What changed in those last 3 games?  Arguably nothing on defense. 

What changed was that (a) Dan Persa got injured at the end of the Iowa game, and (b) Mike Trumpy broke his wrist during the Illinois game, and neither one played again that season. Gone were the most accurate QB in terms of completion percentage in Big Ten history and the teams' #1 and #2 leading rushers.  And how did that kill the defense?

Simple -- Dan Persa (and, to a lesser Trumpy) kept drives going, keeping the Northwestern defense off the field.  The 2010 Wildcats offense, (including the Cats' last 3 games), lead the nation in methodical drives (i.e. drives that included at least 10 offensive plays) -- nearly 23% of the time on offense, the Wildcats were running off at least 10 plays, allowing their defense to rest, and keeping the opposing offense off the field.

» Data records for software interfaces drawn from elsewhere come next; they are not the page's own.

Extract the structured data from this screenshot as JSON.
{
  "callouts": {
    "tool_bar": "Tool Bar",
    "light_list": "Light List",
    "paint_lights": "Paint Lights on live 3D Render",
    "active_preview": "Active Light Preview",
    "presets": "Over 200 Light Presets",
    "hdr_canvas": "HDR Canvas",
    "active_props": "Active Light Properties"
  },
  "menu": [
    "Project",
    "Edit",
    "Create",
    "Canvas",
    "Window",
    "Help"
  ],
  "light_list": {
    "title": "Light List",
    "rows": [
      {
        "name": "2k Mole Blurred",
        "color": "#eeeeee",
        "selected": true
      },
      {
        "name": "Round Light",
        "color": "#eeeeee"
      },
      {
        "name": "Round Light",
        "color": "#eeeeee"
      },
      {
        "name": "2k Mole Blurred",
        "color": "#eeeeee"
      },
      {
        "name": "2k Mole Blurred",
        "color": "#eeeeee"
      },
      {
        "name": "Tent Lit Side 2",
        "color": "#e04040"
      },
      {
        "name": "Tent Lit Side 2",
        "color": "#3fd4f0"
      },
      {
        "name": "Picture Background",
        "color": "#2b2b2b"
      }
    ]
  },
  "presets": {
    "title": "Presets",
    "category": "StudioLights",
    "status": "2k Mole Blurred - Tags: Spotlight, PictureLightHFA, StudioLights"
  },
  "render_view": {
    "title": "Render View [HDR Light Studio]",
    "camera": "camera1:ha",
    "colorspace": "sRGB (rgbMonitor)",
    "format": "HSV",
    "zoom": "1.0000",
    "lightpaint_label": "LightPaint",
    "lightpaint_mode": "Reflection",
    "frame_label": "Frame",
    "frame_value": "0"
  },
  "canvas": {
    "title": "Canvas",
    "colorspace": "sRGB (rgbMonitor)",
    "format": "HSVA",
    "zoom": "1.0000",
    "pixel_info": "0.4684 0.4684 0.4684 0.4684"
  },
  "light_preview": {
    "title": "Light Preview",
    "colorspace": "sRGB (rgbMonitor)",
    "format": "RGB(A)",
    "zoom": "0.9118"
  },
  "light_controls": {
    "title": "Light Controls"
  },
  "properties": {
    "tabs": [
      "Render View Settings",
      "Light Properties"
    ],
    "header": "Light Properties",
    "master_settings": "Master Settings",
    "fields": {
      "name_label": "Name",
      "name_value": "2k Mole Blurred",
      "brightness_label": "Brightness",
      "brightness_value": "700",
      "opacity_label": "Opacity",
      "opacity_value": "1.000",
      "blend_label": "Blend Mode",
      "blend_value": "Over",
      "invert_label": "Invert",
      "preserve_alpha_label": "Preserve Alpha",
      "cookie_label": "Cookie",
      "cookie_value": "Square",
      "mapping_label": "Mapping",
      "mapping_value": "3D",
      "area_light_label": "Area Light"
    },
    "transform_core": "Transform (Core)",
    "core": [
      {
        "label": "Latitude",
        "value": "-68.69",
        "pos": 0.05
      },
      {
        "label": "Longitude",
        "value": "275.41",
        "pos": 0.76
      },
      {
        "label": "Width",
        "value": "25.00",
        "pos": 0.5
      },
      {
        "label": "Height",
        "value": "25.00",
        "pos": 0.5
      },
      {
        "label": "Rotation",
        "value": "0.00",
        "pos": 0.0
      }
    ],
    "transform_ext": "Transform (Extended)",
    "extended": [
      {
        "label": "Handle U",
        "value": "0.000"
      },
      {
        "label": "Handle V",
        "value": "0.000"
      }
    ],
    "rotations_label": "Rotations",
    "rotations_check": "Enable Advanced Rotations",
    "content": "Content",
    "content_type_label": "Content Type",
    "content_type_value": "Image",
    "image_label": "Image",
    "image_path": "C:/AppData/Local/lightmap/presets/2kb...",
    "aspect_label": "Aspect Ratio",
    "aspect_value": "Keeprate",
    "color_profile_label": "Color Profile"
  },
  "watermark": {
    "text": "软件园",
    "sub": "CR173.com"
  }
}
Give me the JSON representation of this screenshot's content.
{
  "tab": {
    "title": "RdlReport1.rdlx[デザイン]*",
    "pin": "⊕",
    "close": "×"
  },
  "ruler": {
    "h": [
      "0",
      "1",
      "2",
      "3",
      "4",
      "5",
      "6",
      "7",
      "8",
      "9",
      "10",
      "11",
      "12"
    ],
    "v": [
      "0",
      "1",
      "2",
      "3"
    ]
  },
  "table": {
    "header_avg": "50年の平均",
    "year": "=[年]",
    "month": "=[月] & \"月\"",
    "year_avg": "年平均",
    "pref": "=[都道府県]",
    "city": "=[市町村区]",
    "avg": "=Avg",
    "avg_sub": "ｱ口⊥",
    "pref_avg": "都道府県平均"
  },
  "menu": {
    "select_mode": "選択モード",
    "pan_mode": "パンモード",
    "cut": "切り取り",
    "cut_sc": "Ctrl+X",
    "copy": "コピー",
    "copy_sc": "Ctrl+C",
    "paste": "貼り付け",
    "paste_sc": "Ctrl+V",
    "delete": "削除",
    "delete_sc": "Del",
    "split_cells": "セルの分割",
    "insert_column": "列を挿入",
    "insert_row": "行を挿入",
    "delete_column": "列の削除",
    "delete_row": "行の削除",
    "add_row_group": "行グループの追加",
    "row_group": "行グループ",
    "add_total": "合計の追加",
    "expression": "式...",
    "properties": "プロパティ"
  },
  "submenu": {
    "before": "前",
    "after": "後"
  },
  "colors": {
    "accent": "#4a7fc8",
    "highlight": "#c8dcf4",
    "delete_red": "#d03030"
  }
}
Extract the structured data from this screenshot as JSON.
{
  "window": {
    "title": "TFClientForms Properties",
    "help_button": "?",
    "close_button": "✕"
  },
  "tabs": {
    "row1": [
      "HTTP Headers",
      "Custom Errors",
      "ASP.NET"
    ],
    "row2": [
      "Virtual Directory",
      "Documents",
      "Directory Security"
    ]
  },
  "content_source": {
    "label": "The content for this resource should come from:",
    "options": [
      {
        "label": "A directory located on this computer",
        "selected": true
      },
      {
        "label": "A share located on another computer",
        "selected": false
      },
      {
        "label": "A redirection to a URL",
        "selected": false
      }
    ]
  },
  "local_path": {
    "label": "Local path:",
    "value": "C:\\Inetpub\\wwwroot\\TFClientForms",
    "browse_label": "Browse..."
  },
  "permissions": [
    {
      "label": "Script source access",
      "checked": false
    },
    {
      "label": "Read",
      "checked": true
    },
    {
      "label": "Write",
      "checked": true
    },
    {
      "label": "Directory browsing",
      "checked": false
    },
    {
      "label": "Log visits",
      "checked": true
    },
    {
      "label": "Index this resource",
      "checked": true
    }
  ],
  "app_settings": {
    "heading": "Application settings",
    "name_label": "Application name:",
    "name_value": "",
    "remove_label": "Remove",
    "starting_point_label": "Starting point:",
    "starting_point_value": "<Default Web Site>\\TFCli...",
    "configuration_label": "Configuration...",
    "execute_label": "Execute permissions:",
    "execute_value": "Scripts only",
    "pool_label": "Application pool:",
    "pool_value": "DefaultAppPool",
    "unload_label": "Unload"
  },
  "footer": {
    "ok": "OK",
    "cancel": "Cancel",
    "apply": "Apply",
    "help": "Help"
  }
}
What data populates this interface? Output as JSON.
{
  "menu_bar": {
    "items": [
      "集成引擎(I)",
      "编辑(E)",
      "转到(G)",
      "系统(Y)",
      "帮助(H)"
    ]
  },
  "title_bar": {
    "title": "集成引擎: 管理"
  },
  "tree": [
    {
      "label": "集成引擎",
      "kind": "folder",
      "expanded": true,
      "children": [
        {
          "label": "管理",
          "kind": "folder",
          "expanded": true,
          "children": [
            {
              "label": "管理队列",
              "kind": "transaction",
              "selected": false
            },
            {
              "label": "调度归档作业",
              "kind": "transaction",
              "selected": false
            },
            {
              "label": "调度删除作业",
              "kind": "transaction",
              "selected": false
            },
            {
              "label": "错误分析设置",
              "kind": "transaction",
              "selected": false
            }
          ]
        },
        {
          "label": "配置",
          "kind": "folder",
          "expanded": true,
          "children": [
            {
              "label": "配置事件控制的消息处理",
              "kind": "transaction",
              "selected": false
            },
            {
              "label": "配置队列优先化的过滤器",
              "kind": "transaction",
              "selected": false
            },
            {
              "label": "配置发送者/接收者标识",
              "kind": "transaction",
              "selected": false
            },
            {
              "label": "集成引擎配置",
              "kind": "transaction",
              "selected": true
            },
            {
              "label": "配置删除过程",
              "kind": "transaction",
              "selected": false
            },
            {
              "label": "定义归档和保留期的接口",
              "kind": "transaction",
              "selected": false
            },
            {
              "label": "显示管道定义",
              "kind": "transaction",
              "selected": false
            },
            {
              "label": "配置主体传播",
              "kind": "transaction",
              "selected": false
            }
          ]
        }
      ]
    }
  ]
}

In those last 3 games, though, it was an ENTIRELY different story.  In 40 offensive drives over those 3 games, Northwestern only had FOUR methodical drives (zero in 12 drives vs. Illinois; 1 in 15 drives against Wisconsin, and 3 in 13 drives against Texas Tech....a game in which Kain Colter finally got the Cats' running game going). 

As a result (and quite predictably), the Cats' defense ended up gassed as they were asked to be on the field for a longer period of time.  Illinois held the ball for 41:16 (no, that's not a typo) and Wisconsin held the ball for 37:15 against the Cats (Texas Tech only had the ball 29:37 against the Cats, a function again of the Cats' improved running game in the bowl thanks to Colter and Texas Tech's pass-heavy offense).

NU returns 4 starters on the O-Line, and goes into this season with a much better running game, having identified Mike Trumpy and Adonis Smith as the lead RBs.  If the running game can improve (and it did over the course of last season generally), and Persa can stay healthy, the simple fact that the offense will hold the ball for longer drives should make the NU defense look improved.